Melanie Rawn’s Touchstone is the first book in her planned GLASS THORNS trilogy. Unfortunately, it was a struggle to get through and I finished it with little interest in continuing the story, though it did pick up a bit toward the end.
Touchstone is sort of The Commitments meets Dragon Realm. In Rawn’s world, the major form of entertainment is a sort of theatrical performance which makes use of magic to convey a more full sensory and emotional experience. The performing groups are made up of members, each of which plays a specific role (a glisker, a tregetour, etc.) and if they are good enough they get to Trials (a judged performance at the Court), and then they can go out on Circuit and move up in the world.
Touchstone follows one such group — the eponymous Touchstone — from the very beginning, mostly through the eyes of their writer/tregetour Cayden Silversun, as Cade and the two friends he’s been performing with add a new glisker — a near full-blood Elf named Mieka. Soon they’re pulling them in at the local bar, then the local theater, and then they’re invited to the big time: the Trials, where they’ll perform at the Court.
Matters are complicated by several factors. One is that Cade has prescient visions which torment him as he tries to figure out ways to avoid the less-than-pleasant futures he occasionally catches glimpses of, never knowing if they are actual futures or merely possible ones, and always fearing that he’ll unfairly manipulate his friends to selfishly avoid his own unpleasant future. He also has parental issues. Mieka has some drug and drinking issues. And Cade’s longtime female friend ends up in some difficulty due to her father’s death and the inherent sexism of the culture. And now and then issues of racism and class arise as they move through the various tiers of society and mingle among various mixed groups of Elves, Wizards, Trolls, Goblins, and the like.
I had several issues with Touchstone. The beginning I found quite off-putting due to lots of unfamiliar vocabulary and a too-unclear sense of just what it was Cade and his group do and what the differences are between their specific roles. I usually don’t have an issue with strange vocabulary (in fact, I think I may even have praised its early use in China Miéville’s Embassytown), but here the vocabulary wasn’t simply background or atmosphere — it was the major undergirding of the plot and character and so it felt more of a barrier. These are the same reasons why the lack of clarity on the art form itself bothered me so much. And to be honest, I wouldn’t say I ever felt wholly, solidly clear on just what went into the shows, which were themselves a bit flat and disappointing both in terms of their plots and the manner in which they were conveyed. The lack of clarity was also an issue with all the mixed races, which seemed to want to play an important role in terms of the abilities the characters had due to their mixed blood and also how they sometimes responded to or were responded to by other characters depending on their ancestry, but again, it never felt fully, cleanly clear.

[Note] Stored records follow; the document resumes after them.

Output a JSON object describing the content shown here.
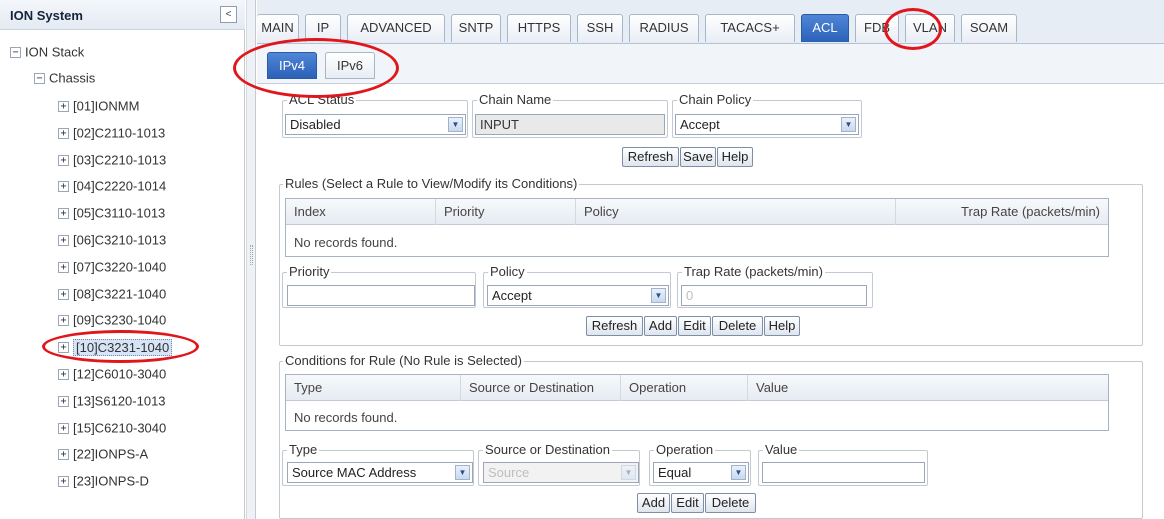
{
  "tree": {
    "title": "ION System",
    "collapse_glyph": "<",
    "root_label": "ION Stack",
    "chassis_label": "Chassis",
    "expand_glyph": "+",
    "collapse_node_glyph": "−",
    "items": [
      {
        "label": "[01]IONMM"
      },
      {
        "label": "[02]C2110-1013"
      },
      {
        "label": "[03]C2210-1013"
      },
      {
        "label": "[04]C2220-1014"
      },
      {
        "label": "[05]C3110-1013"
      },
      {
        "label": "[06]C3210-1013"
      },
      {
        "label": "[07]C3220-1040"
      },
      {
        "label": "[08]C3221-1040"
      },
      {
        "label": "[09]C3230-1040"
      },
      {
        "label": "[10]C3231-1040",
        "selected": true
      },
      {
        "label": "[12]C6010-3040"
      },
      {
        "label": "[13]S6120-1013"
      },
      {
        "label": "[15]C6210-3040"
      },
      {
        "label": "[22]IONPS-A"
      },
      {
        "label": "[23]IONPS-D"
      }
    ]
  },
  "tabs": [
    "MAIN",
    "IP",
    "ADVANCED",
    "SNTP",
    "HTTPS",
    "SSH",
    "RADIUS",
    "TACACS+",
    "ACL",
    "FDB",
    "VLAN",
    "SOAM"
  ],
  "active_tab": "ACL",
  "subtabs": [
    "IPv4",
    "IPv6"
  ],
  "active_subtab": "IPv4",
  "chain": {
    "acl_status_label": "ACL Status",
    "acl_status_value": "Disabled",
    "chain_name_label": "Chain Name",
    "chain_name_value": "INPUT",
    "chain_policy_label": "Chain Policy",
    "chain_policy_value": "Accept",
    "buttons": [
      "Refresh",
      "Save",
      "Help"
    ]
  },
  "rules": {
    "title": "Rules (Select a Rule to View/Modify its Conditions)",
    "columns": [
      "Index",
      "Priority",
      "Policy",
      "Trap Rate (packets/min)"
    ],
    "empty_text": "No records found.",
    "priority_label": "Priority",
    "priority_value": "",
    "policy_label": "Policy",
    "policy_value": "Accept",
    "trap_rate_label": "Trap Rate (packets/min)",
    "trap_rate_value": "0",
    "buttons": [
      "Refresh",
      "Add",
      "Edit",
      "Delete",
      "Help"
    ]
  },
  "conditions": {
    "title": "Conditions for Rule (No Rule is Selected)",
    "columns": [
      "Type",
      "Source or Destination",
      "Operation",
      "Value"
    ],
    "empty_text": "No records found.",
    "type_label": "Type",
    "type_value": "Source MAC Address",
    "srcdst_label": "Source or Destination",
    "srcdst_value": "Source",
    "operation_label": "Operation",
    "operation_value": "Equal",
    "value_label": "Value",
    "value_value": "",
    "buttons": [
      "Add",
      "Edit",
      "Delete"
    ]
  },
  "colors": {
    "active_tab": "#2b61b8",
    "annotation": "#e0161b"
  },
  "icons": {
    "dropdown": "chevron-down-icon",
    "expand": "plus-box-icon",
    "collapse": "minus-box-icon"
  }
}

The plotting was very episodic as the group grows in stature and moves out into the world, and I never felt very invested in what was happening to them. Partly because of the above problems; partly because of the episodic nature of the narrative (“they did this then they did this then they did this”); partly because that episodic nature never felt in the service of a larger, overarching narrative arc or theme (the “where are they going and why am I reading about them going there” question); and finally in part because of the narrative choices, which leaned overmuch on summary rather than scene. This had the effect of distancing both the action and characters and lending the novel an overall flat feel. The other problem is that the storyline behind the fantasy elements was pretty familiar. You pretty much know what you’re going to get in a “band story”: there will be fights over creative differences, fights over someone being too drunk or too stoned or too hung over to perform, someone will be the girl-getter, someone will be the one that threatens to “poison” the band, they’ll have some jealous or competitive interaction with other such bands trying to move up, there will be some broken glassware, and so on.
I didn’t care much about the characters, wasn’t grabbed by the style, was disappointed by the performance art, and had seen the plot before. As one might guess, this all made the novel a true struggle to finish. Prior to Touchstone I’d zipped through three novels in four days; this one took me a week to finish as I kept finding reasons to put it down and other reasons to not pick it up. Had it not been a review book, I’m sure I would have stopped and in fact, this was the first review book in a long, long time that I seriously considered giving a Did Not Finish. Not recommended.
Glass Thorns — (2012-2017) Publisher: Cayden Silversun is part Elven, part Fae, part human Wizard — and all rebel. His aristocratic mother would have him follow his father to the Royal Court, to make a high society living off the scraps of kings. But Cade lives and breathes for the theater, and he’s good — very, very good. With his company, he’ll enter the highest reaches of society and power, as an honored artist — or die trying. Cade combines the talents of Merlin, Shakespeare, and John Lennon: a wholly charming character in a remarkably original fantasy world created by a mistress of the art. Although Touchstone can stand alone, it is the first book of a brilliant, utterly engaging new fantasy series from the author of the bestselling Dragon Prince series.